— marketingcharts (@marketingcharts) October 2, 2020
I started to include this story in yesterday’s Marketing Minute post, but it’s so important that I wanted to expand on it a bit. Research is showing that marketers are shifting from focusing on customer acquisition to focusing on customer retention. Some of this is attributed as a reaction to the pandemic, as marketers believe customer acquisition will be easier as buyers are seeking out sellers, especially online. But also, most of us are wanting a return to normalcy and are more likely to stick with brands we know and trust. This just stands to reason.
But the debate over customer acquisition vs customer retention is one of my favorite topics, because so many companies completely mismanage the acquisition of new customers. One of the key teachings in my book Think Like a Rock Star was the difference between how rock stars acquire new customers, and how most companies do.
In short, most companies attempt to acquire new customers via advertising, while most rock stars acquire new customers via their current customers.
Now would be a good time to review The Loyalty Graph:
For The Loyalty Graph, the x-axis is Brand Loyalty. At the left there is 0 Brand Loyalty, as you move all the way to the right, Brand Loyalty is at its highest levels. These would be your ‘Fans’. The y-axis is Size of Market. At the bottom there is no market, at the top there is a massive market. Let’s look at each customer segment:
New Customers – These are customers that have bought from your company for the first time, or potential customers. Their Size of Market is massive, but they also have little or no Loyalty toward your brand.
Existing Customers – These are customers that are currently buying from your company. Note that the size of this group is much smaller, but levels of Brand Loyalty have gone up slightly.
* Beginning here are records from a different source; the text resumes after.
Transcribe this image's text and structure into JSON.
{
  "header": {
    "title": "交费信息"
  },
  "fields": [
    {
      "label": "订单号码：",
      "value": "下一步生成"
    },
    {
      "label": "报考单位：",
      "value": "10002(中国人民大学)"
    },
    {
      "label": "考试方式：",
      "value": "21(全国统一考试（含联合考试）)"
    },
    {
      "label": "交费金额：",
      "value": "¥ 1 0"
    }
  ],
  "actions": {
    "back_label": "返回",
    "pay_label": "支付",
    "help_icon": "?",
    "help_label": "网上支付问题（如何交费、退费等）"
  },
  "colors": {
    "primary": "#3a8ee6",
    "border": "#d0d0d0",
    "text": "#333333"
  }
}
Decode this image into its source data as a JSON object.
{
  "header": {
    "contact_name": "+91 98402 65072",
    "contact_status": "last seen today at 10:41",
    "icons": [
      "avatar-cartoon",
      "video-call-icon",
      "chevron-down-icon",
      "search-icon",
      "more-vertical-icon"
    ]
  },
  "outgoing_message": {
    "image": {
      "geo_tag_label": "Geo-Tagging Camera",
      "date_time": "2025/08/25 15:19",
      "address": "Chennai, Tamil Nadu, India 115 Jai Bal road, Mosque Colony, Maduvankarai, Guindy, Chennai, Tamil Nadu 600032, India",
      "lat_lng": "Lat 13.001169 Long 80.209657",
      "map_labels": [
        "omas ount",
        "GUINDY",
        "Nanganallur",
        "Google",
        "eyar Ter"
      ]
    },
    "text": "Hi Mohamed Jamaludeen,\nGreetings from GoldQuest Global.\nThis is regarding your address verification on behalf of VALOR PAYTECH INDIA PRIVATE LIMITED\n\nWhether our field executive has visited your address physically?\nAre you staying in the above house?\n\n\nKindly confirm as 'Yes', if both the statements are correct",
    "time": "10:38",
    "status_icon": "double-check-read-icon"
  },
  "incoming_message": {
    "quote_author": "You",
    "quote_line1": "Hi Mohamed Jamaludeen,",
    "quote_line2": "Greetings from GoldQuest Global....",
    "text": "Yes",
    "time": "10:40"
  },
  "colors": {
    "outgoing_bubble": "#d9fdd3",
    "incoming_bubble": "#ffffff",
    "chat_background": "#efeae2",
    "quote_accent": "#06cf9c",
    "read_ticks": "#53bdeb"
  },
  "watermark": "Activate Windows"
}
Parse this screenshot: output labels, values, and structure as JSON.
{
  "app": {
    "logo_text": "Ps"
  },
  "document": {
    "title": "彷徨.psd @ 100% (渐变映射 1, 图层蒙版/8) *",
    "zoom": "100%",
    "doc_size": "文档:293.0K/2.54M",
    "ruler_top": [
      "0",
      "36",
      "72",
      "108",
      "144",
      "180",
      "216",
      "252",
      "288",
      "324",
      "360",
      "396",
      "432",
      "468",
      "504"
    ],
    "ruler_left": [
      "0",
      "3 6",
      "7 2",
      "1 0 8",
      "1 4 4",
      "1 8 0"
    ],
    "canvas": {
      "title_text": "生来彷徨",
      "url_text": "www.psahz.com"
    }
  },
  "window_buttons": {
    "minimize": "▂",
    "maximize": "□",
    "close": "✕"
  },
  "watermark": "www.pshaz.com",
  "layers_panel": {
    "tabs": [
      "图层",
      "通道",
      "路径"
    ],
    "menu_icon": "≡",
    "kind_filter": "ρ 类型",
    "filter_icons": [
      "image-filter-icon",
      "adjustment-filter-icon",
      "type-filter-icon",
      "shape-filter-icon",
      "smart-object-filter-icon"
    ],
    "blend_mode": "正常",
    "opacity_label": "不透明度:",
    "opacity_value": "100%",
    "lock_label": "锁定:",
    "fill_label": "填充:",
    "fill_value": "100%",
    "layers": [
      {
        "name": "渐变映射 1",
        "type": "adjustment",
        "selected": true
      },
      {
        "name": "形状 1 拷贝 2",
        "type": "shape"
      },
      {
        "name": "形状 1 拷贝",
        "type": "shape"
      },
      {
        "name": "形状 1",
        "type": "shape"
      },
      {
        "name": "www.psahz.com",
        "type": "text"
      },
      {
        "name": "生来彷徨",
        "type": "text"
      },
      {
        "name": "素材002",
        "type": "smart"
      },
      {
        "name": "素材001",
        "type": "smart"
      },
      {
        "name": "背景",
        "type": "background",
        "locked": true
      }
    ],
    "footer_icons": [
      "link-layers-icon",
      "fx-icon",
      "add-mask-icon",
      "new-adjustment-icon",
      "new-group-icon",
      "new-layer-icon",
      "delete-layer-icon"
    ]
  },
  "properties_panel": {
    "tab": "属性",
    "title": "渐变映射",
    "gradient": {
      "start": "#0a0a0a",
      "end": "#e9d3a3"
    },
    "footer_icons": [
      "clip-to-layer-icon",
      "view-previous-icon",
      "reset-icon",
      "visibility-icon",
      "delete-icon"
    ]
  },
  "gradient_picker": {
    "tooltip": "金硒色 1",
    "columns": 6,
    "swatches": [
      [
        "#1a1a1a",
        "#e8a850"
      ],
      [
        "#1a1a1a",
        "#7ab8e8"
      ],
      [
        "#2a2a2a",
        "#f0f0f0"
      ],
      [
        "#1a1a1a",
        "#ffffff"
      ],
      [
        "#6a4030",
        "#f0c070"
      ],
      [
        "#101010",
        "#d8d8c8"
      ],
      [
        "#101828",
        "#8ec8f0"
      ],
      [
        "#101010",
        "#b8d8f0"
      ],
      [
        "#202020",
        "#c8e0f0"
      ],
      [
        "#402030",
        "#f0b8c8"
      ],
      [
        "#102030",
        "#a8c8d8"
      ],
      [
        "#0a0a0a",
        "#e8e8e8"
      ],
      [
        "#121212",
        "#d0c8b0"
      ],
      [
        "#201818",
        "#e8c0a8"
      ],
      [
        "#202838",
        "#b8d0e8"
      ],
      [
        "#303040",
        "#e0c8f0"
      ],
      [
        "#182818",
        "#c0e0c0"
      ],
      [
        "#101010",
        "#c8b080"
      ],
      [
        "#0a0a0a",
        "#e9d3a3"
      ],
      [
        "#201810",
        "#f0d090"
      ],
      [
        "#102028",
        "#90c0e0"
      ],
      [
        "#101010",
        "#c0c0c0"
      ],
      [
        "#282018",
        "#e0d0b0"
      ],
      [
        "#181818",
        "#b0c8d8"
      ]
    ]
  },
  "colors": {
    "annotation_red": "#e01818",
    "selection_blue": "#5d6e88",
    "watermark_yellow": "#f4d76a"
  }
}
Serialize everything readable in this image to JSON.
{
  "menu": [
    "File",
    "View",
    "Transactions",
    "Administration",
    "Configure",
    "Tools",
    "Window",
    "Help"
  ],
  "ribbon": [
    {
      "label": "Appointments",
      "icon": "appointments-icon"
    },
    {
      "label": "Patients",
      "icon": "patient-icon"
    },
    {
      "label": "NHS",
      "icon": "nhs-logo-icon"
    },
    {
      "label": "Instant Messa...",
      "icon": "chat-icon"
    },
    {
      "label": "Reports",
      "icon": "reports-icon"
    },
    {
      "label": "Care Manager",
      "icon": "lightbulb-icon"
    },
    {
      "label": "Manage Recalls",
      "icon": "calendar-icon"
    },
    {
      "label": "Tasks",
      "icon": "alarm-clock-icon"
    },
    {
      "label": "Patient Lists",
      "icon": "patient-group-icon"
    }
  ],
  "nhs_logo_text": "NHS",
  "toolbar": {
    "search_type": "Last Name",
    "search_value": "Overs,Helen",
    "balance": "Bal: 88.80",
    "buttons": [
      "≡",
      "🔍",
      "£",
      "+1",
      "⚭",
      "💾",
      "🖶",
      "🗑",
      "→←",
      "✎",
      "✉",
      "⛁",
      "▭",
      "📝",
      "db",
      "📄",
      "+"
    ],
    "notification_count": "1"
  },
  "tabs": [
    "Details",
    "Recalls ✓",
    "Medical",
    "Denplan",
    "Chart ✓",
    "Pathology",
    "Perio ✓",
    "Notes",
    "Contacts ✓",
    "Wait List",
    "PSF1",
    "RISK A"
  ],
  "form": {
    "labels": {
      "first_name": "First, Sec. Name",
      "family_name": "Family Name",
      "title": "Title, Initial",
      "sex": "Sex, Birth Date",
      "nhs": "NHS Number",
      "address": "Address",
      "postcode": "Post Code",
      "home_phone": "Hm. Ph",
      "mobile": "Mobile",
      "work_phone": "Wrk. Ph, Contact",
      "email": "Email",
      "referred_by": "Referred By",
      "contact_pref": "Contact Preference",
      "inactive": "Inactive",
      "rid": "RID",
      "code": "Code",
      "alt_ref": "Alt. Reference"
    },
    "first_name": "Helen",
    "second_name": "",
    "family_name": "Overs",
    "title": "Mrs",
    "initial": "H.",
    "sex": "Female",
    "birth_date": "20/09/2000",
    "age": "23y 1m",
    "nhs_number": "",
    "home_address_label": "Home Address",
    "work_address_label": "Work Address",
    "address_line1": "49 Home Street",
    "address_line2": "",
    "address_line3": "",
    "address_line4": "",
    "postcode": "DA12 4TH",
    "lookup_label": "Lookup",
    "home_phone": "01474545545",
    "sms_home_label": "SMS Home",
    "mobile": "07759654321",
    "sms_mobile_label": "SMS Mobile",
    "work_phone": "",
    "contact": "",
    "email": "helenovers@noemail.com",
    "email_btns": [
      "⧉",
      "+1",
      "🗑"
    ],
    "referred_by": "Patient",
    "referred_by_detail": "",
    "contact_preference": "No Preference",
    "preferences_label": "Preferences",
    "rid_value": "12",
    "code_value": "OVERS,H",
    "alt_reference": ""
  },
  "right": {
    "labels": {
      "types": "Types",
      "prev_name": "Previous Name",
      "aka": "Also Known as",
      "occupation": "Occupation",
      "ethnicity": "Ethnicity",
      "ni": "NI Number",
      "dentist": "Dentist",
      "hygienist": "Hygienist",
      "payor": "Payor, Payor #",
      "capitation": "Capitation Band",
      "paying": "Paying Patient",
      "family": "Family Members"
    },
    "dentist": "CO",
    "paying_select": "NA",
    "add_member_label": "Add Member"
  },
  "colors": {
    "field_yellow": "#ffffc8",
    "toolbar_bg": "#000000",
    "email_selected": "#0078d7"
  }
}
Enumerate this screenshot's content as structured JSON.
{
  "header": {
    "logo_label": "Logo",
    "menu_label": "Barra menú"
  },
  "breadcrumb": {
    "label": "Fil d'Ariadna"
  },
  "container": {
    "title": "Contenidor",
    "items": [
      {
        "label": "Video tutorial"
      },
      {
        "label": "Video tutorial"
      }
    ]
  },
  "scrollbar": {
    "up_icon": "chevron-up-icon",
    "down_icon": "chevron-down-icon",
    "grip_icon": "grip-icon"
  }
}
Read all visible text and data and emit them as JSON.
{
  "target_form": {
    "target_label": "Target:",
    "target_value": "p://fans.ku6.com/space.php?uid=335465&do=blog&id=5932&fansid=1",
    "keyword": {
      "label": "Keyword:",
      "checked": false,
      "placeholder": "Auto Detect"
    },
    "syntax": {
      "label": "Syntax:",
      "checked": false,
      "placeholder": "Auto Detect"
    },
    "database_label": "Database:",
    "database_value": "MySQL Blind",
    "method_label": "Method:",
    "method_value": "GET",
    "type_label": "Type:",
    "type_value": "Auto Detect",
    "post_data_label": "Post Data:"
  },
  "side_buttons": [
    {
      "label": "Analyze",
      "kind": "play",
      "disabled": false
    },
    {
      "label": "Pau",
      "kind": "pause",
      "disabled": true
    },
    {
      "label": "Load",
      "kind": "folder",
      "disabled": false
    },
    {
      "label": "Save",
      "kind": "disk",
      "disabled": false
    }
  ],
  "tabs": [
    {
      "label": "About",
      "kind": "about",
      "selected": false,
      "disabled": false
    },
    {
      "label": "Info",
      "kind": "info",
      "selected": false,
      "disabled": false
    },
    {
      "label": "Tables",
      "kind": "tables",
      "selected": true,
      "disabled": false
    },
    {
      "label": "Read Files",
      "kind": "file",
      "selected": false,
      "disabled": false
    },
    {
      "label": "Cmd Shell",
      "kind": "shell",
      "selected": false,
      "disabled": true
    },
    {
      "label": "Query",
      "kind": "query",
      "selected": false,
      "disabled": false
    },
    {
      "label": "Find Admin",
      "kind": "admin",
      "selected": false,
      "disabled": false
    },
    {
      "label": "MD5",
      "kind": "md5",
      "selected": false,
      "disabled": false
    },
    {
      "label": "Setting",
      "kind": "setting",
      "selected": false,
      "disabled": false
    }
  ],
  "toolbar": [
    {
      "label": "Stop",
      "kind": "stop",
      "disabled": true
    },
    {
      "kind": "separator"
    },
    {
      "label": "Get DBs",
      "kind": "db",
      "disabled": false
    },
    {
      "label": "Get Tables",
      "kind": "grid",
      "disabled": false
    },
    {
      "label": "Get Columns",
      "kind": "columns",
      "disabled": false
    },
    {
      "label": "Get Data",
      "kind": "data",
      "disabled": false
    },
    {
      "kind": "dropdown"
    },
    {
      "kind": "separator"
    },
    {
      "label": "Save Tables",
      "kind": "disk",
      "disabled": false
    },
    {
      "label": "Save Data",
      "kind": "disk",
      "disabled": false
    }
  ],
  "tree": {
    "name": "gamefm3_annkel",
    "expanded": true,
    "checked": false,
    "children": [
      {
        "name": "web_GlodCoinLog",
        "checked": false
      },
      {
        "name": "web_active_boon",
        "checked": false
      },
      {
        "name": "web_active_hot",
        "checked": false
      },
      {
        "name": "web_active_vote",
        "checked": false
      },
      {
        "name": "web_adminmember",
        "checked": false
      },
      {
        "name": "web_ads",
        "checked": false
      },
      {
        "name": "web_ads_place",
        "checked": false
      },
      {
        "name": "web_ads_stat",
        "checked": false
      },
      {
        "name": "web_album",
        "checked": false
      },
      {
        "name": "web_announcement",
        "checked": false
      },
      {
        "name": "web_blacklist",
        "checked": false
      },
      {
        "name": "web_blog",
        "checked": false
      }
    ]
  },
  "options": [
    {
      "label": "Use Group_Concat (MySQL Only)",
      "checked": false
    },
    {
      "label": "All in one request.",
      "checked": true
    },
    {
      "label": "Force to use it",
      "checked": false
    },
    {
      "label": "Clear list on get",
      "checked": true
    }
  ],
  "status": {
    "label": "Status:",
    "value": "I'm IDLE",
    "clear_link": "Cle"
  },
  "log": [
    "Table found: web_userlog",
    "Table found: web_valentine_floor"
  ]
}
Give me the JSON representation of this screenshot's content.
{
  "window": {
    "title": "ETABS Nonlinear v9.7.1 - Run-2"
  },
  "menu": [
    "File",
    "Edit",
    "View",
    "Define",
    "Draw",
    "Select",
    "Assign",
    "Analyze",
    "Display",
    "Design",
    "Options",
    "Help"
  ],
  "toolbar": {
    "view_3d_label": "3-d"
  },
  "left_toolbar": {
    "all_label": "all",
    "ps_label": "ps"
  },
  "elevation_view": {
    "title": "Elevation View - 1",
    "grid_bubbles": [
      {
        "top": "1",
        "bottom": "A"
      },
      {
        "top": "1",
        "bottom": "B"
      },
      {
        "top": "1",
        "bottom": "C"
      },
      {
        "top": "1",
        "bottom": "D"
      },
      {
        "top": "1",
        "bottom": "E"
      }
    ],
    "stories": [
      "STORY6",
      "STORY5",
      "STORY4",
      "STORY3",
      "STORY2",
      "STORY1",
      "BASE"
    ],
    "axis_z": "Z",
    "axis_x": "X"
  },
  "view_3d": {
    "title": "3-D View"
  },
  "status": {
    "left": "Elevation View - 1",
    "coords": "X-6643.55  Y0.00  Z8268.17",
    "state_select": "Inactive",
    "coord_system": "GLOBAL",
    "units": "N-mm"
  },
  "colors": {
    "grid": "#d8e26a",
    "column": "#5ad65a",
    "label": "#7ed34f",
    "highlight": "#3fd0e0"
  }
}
Some Brand Affinity – These are regular customers, who have some affinity for your brand. They buy regularly, they probably like your products enough to endorse them to other customers, even if infrequently. The size of this market again shrinks dramatically, but loyalty levels also rise.
Brand Advocates – These are your ‘fans’. The customers that love your brand, that buy your products constantly, that promote those products endlessly to other customers. The size of this market is very tiny, but their loyalty levels are at maximum.
What’s fascinating about this graph is to note that companies and rock stars focus on opposite ends of the Brand Loyalty axis. Companies focus almost all their attention on marketing to New Customers, while rock stars focus almost all of their attention on Brand Advocates.
Why is this important? When you see that New Customers are by far the largest market, it’s easy to see why most companies focus on this group. But while the size of this group is massive, notice that New Customers have almost no loyalty toward your company. So most companies are literally marketing to a group that has no interest in hearing their message. This is why advertising is so expensive, because you are paying for the fact that your message is interrupting people that don’t want to hear that message. Also note that most companies spend little or no attention to their current customers and fans, who actually have an interest in hearing their marketing messages.
Now notice that rock stars focus almost exclusively on their Brand Advocates. Brand Advocates are by far the smallest market, but notice they have the highest levels of loyalty toward the brands they buy from. Also, think about what brand advocates do: They advocate for your brand. Brand Advocates acquire other customers for you! They promote your brand to other customers and encourage them to buy from your brand. And unlike New Customers, Brand Advocates WANT you to market to them! They are desperate to hear from your brand and have more contact with that brand.
So think of the contrast: Companies spend billions to market to a group (New Customers) who does not want to be marketed to. On the other hand, rock stars only attempt to connect with the group (Brand Advocates) that wants to hear from them!
Companies spend billions on advertising to acquire New Customers, rock stars market to their fans and let their fans acquire customers for them.
Which method is less expensive? Which method is more effective? Obviously, letting your current customers acquire new customers for you the better and smarter play.
So why don’t more companies do this? Because by acquiring new customers via advertising, companies have far more control over its marketing messages. This need for control over marketing messages shows that most companies don’t trust their customers to market to other customers. Rock stars completely trust their fans, and empower them to market for their favorite rock stars.
Interaction leads to understand, leads to trust, which leads to advocacy. Rock stars constantly interact with their fans, so they understand them, and trust them. Most companies have little to no interaction with their customers, so they don’t understand them, and don’t trust them.
Your current customers are your best available tool to acquire new customers.
PS: I want to thank everyone who is reading and subscribing and I appreciate all the kind emails as well! Yesterday’s traffic was up 32% versus last Monday, so thank you for your support!